Current Treatment Options in Gastroenterology

, Volume 3, Issue 1, pp 59-68

First online:

Crohn’s disease of the small intestine

  • Robert BurakoffAffiliated withSection of Gastroenterology, Washington Hospital Center

Rent the article at a discount

Rent now

* Final gross prices may vary according to local VAT.

Get Access

Opinion statement

  • Crohn’s disease of the small intestine is a chronic relapsing disease that requires all the knowledge and ingenuity of the gastroenterologist to successfully treat the disease and the patient.

  • For mild to moderate disease, the first line of therapy is to utilize maximum doses of mesalamine to achieve a remission.

  • If the patient relapses, the maximum dose of mesalamine required to achieve remission should be continued.

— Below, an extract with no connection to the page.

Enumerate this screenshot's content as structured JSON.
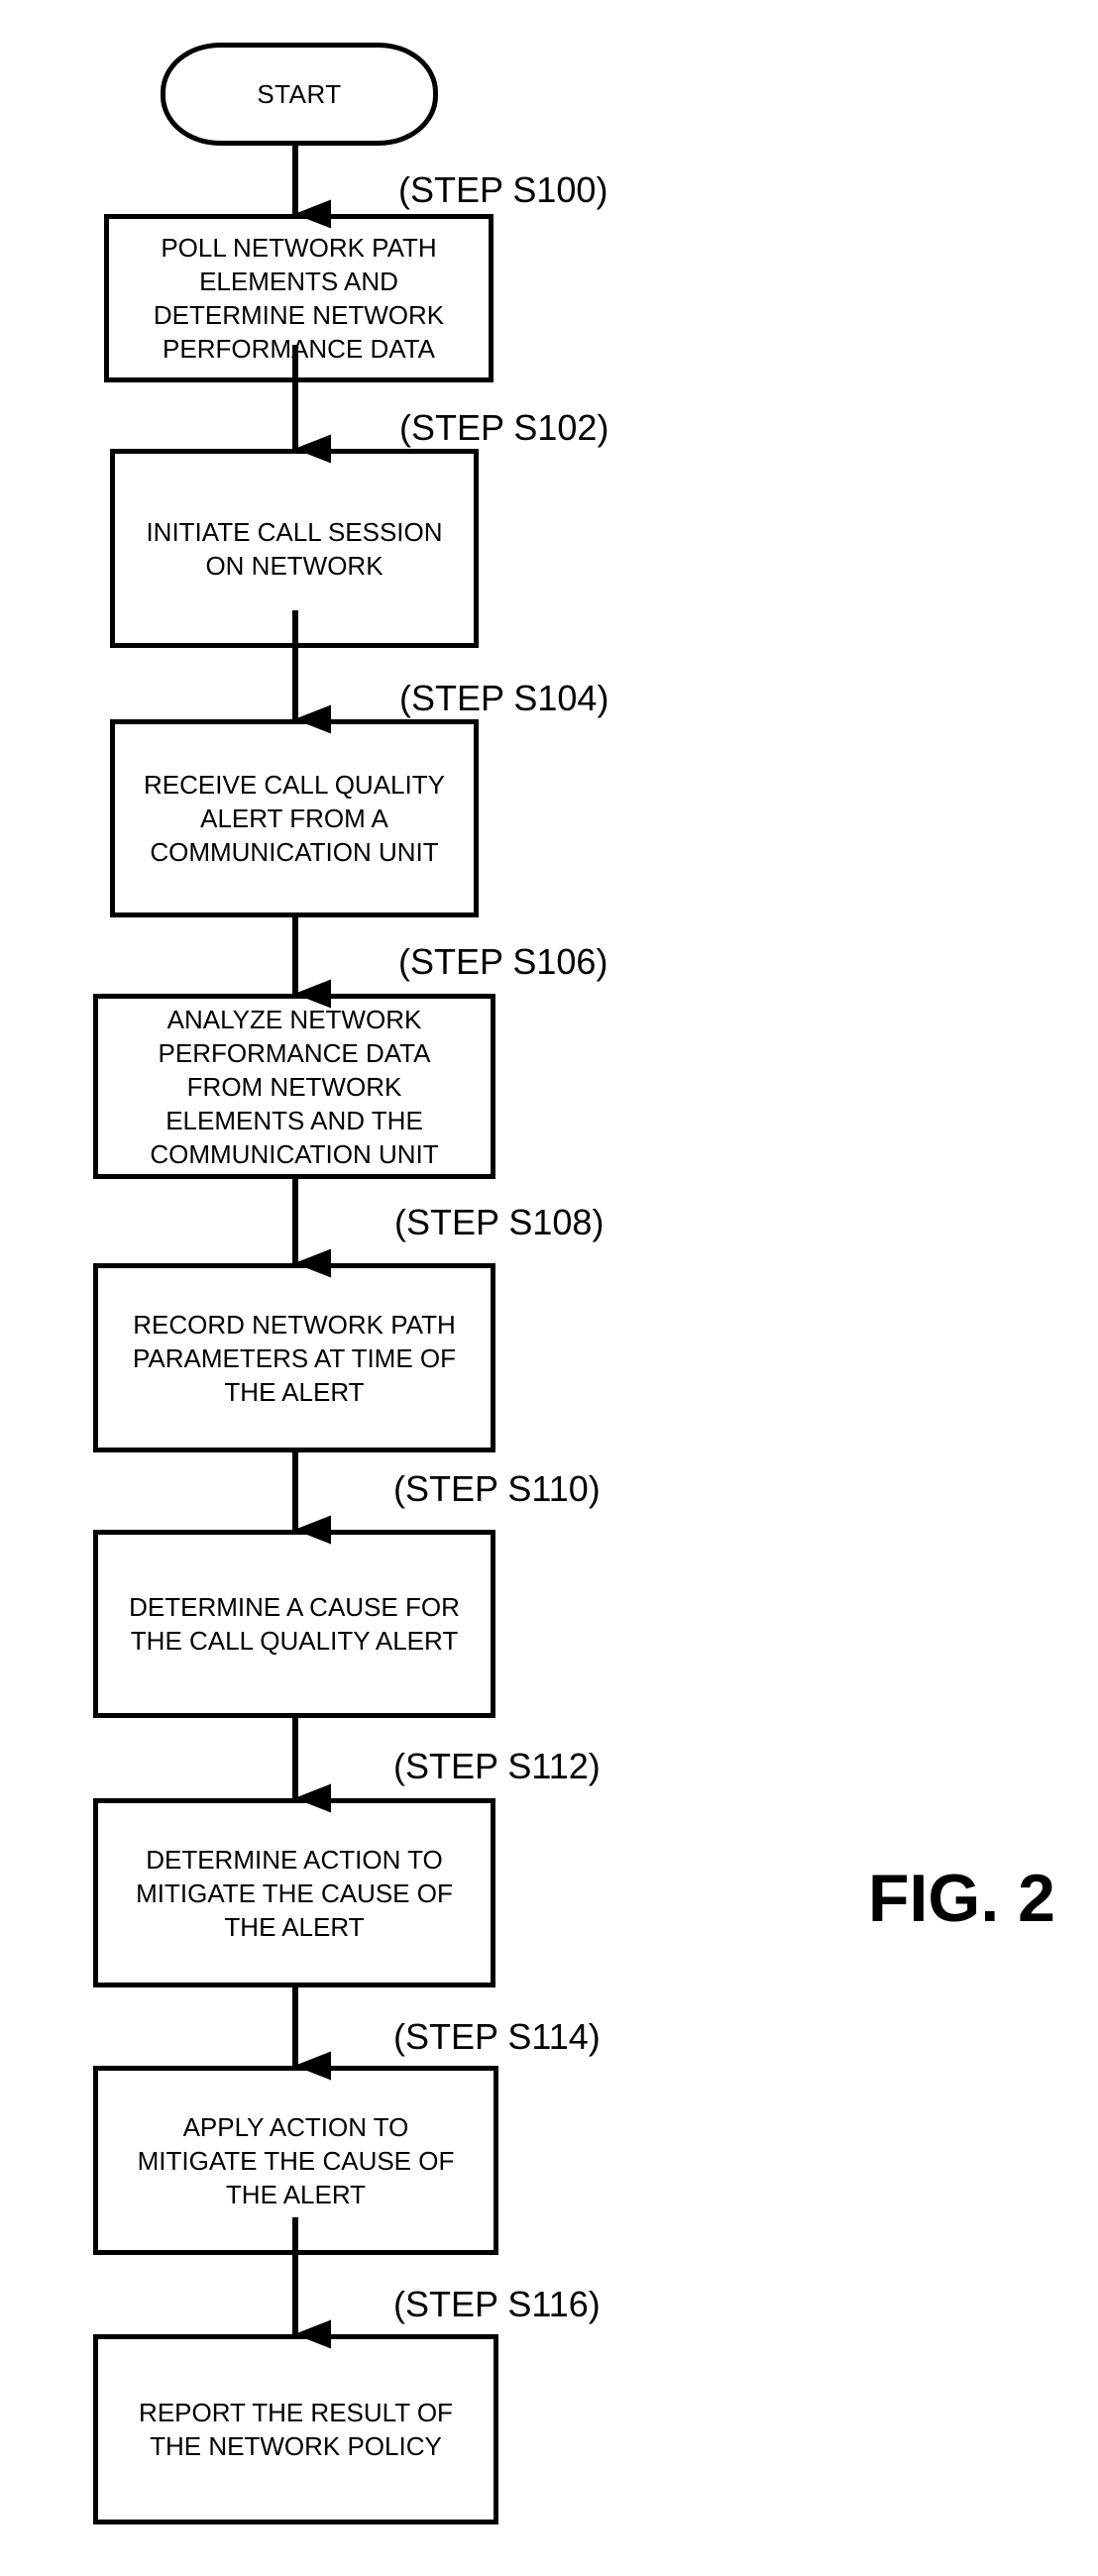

  • If the disease relapses despite maximum mesalamine, antibiotics should be tried (before prescribing corticosteroids) using ciprofloxacin 500 mg b.i.d., alone or in combination with metronidazole 250 mg q.i.d. for 2 to 3 weeks. If successful, antibiotics can be slowly tapered off.

  • If antibiotics are unsuccessful, one may try elemental diet for 2 weeks before starting corticosteroids.

  • For moderate to severe Crohn’s disease, begin 40 mg of prednisone. After 2 weeks, taper slowly and start 6-MP or azathioprine, which can be used for several years.

  • If the disease recurs on 6-MP or azathioprine, or prior to 6-MP or azathioprine having a chance to be effective, give an IV infusion of Infliximab, which can be repeated at 4 to 8 weeks after the initial infusion.

  • If the patient continues to be unwell, surgery should be contemplated.